[Exercise]
Print out each entry below exactly, please.

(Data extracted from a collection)
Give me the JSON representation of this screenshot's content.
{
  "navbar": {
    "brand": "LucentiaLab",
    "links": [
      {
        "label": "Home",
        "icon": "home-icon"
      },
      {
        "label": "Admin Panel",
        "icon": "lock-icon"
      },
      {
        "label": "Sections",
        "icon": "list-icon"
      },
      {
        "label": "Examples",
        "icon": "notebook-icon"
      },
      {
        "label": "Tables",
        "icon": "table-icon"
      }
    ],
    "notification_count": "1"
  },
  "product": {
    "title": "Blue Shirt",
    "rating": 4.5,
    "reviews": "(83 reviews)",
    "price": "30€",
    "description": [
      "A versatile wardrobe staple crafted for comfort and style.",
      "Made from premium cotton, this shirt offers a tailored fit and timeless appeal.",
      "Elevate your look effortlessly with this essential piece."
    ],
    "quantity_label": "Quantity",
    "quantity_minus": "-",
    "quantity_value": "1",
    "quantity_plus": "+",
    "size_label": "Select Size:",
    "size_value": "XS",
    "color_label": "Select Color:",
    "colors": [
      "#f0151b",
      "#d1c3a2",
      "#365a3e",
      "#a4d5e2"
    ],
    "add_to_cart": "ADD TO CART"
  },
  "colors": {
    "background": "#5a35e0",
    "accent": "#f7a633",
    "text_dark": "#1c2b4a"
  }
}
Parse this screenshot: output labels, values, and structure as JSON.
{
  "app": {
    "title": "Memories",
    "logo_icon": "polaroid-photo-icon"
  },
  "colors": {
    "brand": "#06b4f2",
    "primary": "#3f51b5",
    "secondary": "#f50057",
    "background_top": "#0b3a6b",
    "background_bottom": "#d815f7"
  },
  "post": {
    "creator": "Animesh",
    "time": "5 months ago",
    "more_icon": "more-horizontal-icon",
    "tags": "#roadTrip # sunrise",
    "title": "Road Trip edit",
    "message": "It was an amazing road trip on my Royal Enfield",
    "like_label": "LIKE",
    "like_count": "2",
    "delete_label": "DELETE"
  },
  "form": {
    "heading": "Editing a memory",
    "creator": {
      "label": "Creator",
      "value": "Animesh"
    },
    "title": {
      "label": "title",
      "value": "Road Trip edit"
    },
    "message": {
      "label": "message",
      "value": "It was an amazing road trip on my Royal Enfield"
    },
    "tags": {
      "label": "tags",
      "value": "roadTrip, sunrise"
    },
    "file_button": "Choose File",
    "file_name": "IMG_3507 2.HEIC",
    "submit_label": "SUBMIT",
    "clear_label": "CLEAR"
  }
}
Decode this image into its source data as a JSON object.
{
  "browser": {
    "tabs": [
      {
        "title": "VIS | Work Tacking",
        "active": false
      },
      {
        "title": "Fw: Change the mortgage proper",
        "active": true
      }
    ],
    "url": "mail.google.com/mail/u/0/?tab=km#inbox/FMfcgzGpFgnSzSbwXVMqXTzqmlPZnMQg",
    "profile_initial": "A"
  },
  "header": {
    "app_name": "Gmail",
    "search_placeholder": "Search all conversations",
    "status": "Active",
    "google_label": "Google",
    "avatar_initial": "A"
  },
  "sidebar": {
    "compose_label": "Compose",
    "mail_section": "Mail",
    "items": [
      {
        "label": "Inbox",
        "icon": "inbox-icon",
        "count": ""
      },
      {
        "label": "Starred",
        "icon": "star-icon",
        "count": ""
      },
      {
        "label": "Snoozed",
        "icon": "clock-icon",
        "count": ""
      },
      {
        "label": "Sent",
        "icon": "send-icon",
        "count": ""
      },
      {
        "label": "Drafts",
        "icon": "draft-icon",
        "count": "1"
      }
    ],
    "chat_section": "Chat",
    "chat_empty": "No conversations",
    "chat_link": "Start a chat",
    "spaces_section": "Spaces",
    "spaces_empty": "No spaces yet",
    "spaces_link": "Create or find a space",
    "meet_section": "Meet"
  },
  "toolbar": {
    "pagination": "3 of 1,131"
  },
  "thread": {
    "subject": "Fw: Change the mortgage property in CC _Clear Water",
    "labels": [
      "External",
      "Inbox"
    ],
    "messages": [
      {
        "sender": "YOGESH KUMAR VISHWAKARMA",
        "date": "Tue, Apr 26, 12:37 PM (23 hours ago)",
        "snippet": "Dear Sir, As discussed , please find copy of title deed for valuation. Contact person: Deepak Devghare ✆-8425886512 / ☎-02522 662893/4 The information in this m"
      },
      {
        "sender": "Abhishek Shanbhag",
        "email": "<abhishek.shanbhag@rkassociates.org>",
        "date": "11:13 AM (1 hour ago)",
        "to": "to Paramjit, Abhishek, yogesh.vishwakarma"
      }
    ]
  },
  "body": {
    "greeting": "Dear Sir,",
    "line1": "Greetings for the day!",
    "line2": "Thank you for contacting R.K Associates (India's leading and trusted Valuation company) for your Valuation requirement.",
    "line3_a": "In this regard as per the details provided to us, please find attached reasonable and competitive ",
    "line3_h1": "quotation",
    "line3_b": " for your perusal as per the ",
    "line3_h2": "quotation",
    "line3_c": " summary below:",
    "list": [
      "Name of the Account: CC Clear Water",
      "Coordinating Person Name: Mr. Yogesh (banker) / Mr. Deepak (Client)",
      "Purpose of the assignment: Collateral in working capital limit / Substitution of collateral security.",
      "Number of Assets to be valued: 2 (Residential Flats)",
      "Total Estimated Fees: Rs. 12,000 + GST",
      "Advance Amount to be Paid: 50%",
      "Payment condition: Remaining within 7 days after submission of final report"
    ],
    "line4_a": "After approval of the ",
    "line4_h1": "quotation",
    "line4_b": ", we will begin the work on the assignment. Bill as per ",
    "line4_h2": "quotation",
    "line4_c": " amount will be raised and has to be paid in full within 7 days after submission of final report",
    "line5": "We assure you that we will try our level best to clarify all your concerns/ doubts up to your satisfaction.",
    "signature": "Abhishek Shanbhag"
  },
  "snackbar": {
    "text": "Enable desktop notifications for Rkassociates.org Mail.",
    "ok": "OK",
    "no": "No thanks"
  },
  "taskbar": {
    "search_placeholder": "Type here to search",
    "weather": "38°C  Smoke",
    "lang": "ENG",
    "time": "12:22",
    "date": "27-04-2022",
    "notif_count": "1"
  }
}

[Answer section]
Give me the JSON representation of this screenshot's content.
{
  "navbar": {
    "brand": "LucentiaLab",
    "links": [
      {
        "label": "Home",
        "icon": "home-icon"
      },
      {
        "label": "Admin Panel",
        "icon": "lock-icon"
      },
      {
        "label": "Sections",
        "icon": "list-icon"
      },
      {
        "label": "Examples",
        "icon": "notebook-icon"
      },
      {
        "label": "Tables",
        "icon": "table-icon"
      }
    ],
    "notification_count": "1"
  },
  "product": {
    "title": "Blue Shirt",
    "rating": 4.5,
    "reviews": "(83 reviews)",
    "price": "30€",
    "description": [
      "A versatile wardrobe staple crafted for comfort and style.",
      "Made from premium cotton, this shirt offers a tailored fit and timeless appeal.",
      "Elevate your look effortlessly with this essential piece."
    ],
    "quantity_label": "Quantity",
    "quantity_minus": "-",
    "quantity_value": "1",
    "quantity_plus": "+",
    "size_label": "Select Size:",
    "size_value": "XS",
    "color_label": "Select Color:",
    "colors": [
      "#f0151b",
      "#d1c3a2",
      "#365a3e",
      "#a4d5e2"
    ],
    "add_to_cart": "ADD TO CART"
  },
  "colors": {
    "background": "#5a35e0",
    "accent": "#f7a633",
    "text_dark": "#1c2b4a"
  }
}
Parse this screenshot: output labels, values, and structure as JSON.
{
  "app": {
    "title": "Memories",
    "logo_icon": "polaroid-photo-icon"
  },
  "colors": {
    "brand": "#06b4f2",
    "primary": "#3f51b5",
    "secondary": "#f50057",
    "background_top": "#0b3a6b",
    "background_bottom": "#d815f7"
  },
  "post": {
    "creator": "Animesh",
    "time": "5 months ago",
    "more_icon": "more-horizontal-icon",
    "tags": "#roadTrip # sunrise",
    "title": "Road Trip edit",
    "message": "It was an amazing road trip on my Royal Enfield",
    "like_label": "LIKE",
    "like_count": "2",
    "delete_label": "DELETE"
  },
  "form": {
    "heading": "Editing a memory",
    "creator": {
      "label": "Creator",
      "value": "Animesh"
    },
    "title": {
      "label": "title",
      "value": "Road Trip edit"
    },
    "message": {
      "label": "message",
      "value": "It was an amazing road trip on my Royal Enfield"
    },
    "tags": {
      "label": "tags",
      "value": "roadTrip, sunrise"
    },
    "file_button": "Choose File",
    "file_name": "IMG_3507 2.HEIC",
    "submit_label": "SUBMIT",
    "clear_label": "CLEAR"
  }
}
Decode this image into its source data as a JSON object.
{
  "browser": {
    "tabs": [
      {
        "title": "VIS | Work Tacking",
        "active": false
      },
      {
        "title": "Fw: Change the mortgage proper",
        "active": true
      }
    ],
    "url": "mail.google.com/mail/u/0/?tab=km#inbox/FMfcgzGpFgnSzSbwXVMqXTzqmlPZnMQg",
    "profile_initial": "A"
  },
  "header": {
    "app_name": "Gmail",
    "search_placeholder": "Search all conversations",
    "status": "Active",
    "google_label": "Google",
    "avatar_initial": "A"
  },
  "sidebar": {
    "compose_label": "Compose",
    "mail_section": "Mail",
    "items": [
      {
        "label": "Inbox",
        "icon": "inbox-icon",
        "count": ""
      },
      {
        "label": "Starred",
        "icon": "star-icon",
        "count": ""
      },
      {
        "label": "Snoozed",
        "icon": "clock-icon",
        "count": ""
      },
      {
        "label": "Sent",
        "icon": "send-icon",
        "count": ""
      },
      {
        "label": "Drafts",
        "icon": "draft-icon",
        "count": "1"
      }
    ],
    "chat_section": "Chat",
    "chat_empty": "No conversations",
    "chat_link": "Start a chat",
    "spaces_section": "Spaces",
    "spaces_empty": "No spaces yet",
    "spaces_link": "Create or find a space",
    "meet_section": "Meet"
  },
  "toolbar": {
    "pagination": "3 of 1,131"
  },
  "thread": {
    "subject": "Fw: Change the mortgage property in CC _Clear Water",
    "labels": [
      "External",
      "Inbox"
    ],
    "messages": [
      {
        "sender": "YOGESH KUMAR VISHWAKARMA",
        "date": "Tue, Apr 26, 12:37 PM (23 hours ago)",
        "snippet": "Dear Sir, As discussed , please find copy of title deed for valuation. Contact person: Deepak Devghare ✆-8425886512 / ☎-02522 662893/4 The information in this m"
      },
      {
        "sender": "Abhishek Shanbhag",
        "email": "<abhishek.shanbhag@rkassociates.org>",
        "date": "11:13 AM (1 hour ago)",
        "to": "to Paramjit, Abhishek, yogesh.vishwakarma"
      }
    ]
  },
  "body": {
    "greeting": "Dear Sir,",
    "line1": "Greetings for the day!",
    "line2": "Thank you for contacting R.K Associates (India's leading and trusted Valuation company) for your Valuation requirement.",
    "line3_a": "In this regard as per the details provided to us, please find attached reasonable and competitive ",
    "line3_h1": "quotation",
    "line3_b": " for your perusal as per the ",
    "line3_h2": "quotation",
    "line3_c": " summary below:",
    "list": [
      "Name of the Account: CC Clear Water",
      "Coordinating Person Name: Mr. Yogesh (banker) / Mr. Deepak (Client)",
      "Purpose of the assignment: Collateral in working capital limit / Substitution of collateral security.",
      "Number of Assets to be valued: 2 (Residential Flats)",
      "Total Estimated Fees: Rs. 12,000 + GST",
      "Advance Amount to be Paid: 50%",
      "Payment condition: Remaining within 7 days after submission of final report"
    ],
    "line4_a": "After approval of the ",
    "line4_h1": "quotation",
    "line4_b": ", we will begin the work on the assignment. Bill as per ",
    "line4_h2": "quotation",
    "line4_c": " amount will be raised and has to be paid in full within 7 days after submission of final report",
    "line5": "We assure you that we will try our level best to clarify all your concerns/ doubts up to your satisfaction.",
    "signature": "Abhishek Shanbhag"
  },
  "snackbar": {
    "text": "Enable desktop notifications for Rkassociates.org Mail.",
    "ok": "OK",
    "no": "No thanks"
  },
  "taskbar": {
    "search_placeholder": "Type here to search",
    "weather": "38°C  Smoke",
    "lang": "ENG",
    "time": "12:22",
    "date": "27-04-2022",
    "notif_count": "1"
  }
}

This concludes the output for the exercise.